[DESCRIPTION OF THE TASK]:
Go through the entries below and collect each line with the string "https" in it.

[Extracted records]
........

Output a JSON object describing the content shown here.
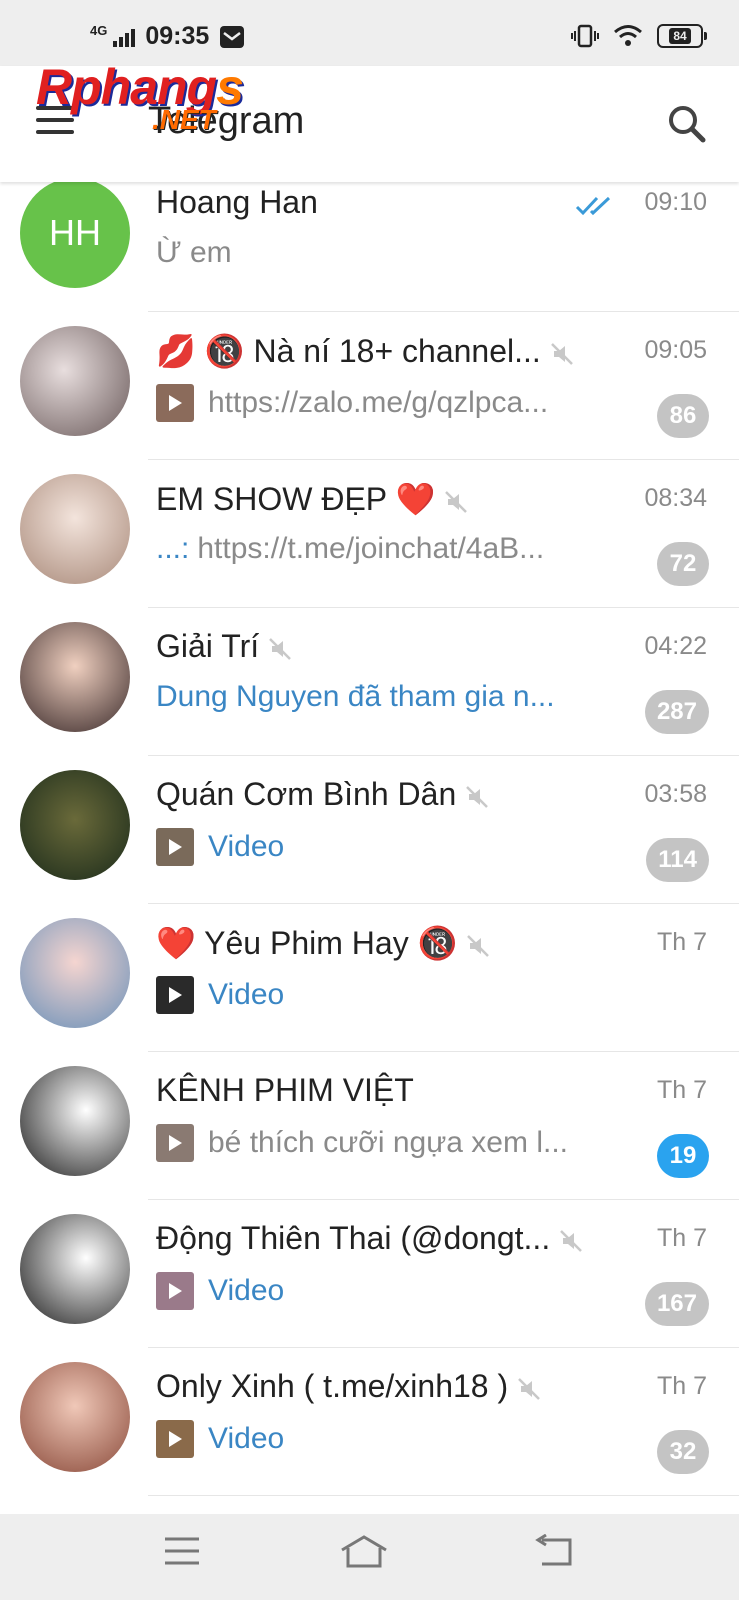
{
  "status_bar": {
    "network": "4G",
    "time": "09:35",
    "battery": "84"
  },
  "watermark": {
    "main": "Rphang",
    "s": "s",
    "sub": ".NET"
  },
  "header": {
    "title": "Telegram"
  },
  "chats": [
    {
      "name": "Hoang Han",
      "time": "09:10",
      "preview": "Ừ em",
      "initials": "HH",
      "avatar_color": "#67c24a",
      "muted": false,
      "read": true,
      "badge": ""
    },
    {
      "name": "💋 🔞 Nà ní 18+ channel...",
      "time": "09:05",
      "preview": "https://zalo.me/g/qzlpca...",
      "muted": true,
      "badge": "86",
      "thumb": true
    },
    {
      "name": "EM SHOW ĐẸP ❤️",
      "time": "08:34",
      "sender": "...:",
      "preview": "https://t.me/joinchat/4aB...",
      "muted": true,
      "badge": "72"
    },
    {
      "name": "Giải Trí",
      "time": "04:22",
      "preview": "Dung Nguyen đã tham gia n...",
      "preview_blue": true,
      "muted": true,
      "badge": "287"
    },
    {
      "name": "Quán Cơm Bình Dân",
      "time": "03:58",
      "preview": "Video",
      "preview_blue": true,
      "muted": true,
      "badge": "114",
      "thumb": true
    },
    {
      "name": "❤️ Yêu Phim Hay 🔞",
      "time": "Th 7",
      "preview": "Video",
      "preview_blue": true,
      "muted": true,
      "badge": "",
      "thumb": true
    },
    {
      "name": "KÊNH PHIM VIỆT",
      "time": "Th 7",
      "preview": "bé thích cưỡi ngựa   xem l...",
      "muted": false,
      "badge": "19",
      "badge_active": true,
      "thumb": true
    },
    {
      "name": "Động Thiên Thai (@dongt...",
      "time": "Th 7",
      "preview": "Video",
      "preview_blue": true,
      "muted": true,
      "badge": "167",
      "thumb": true
    },
    {
      "name": "Only Xinh ( t.me/xinh18 )",
      "time": "Th 7",
      "preview": "Video",
      "preview_blue": true,
      "muted": true,
      "badge": "32",
      "thumb": true
    }
  ],
  "colors": {
    "accent": "#2aa3ef",
    "link": "#3a86c4",
    "badge_muted": "#c4c4c4"
  }
}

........

[TASK RESPONSE]:
      "preview": "https://zalo.me/g/qzlpca...",
      "preview": "https://t.me/joinchat/4aB...",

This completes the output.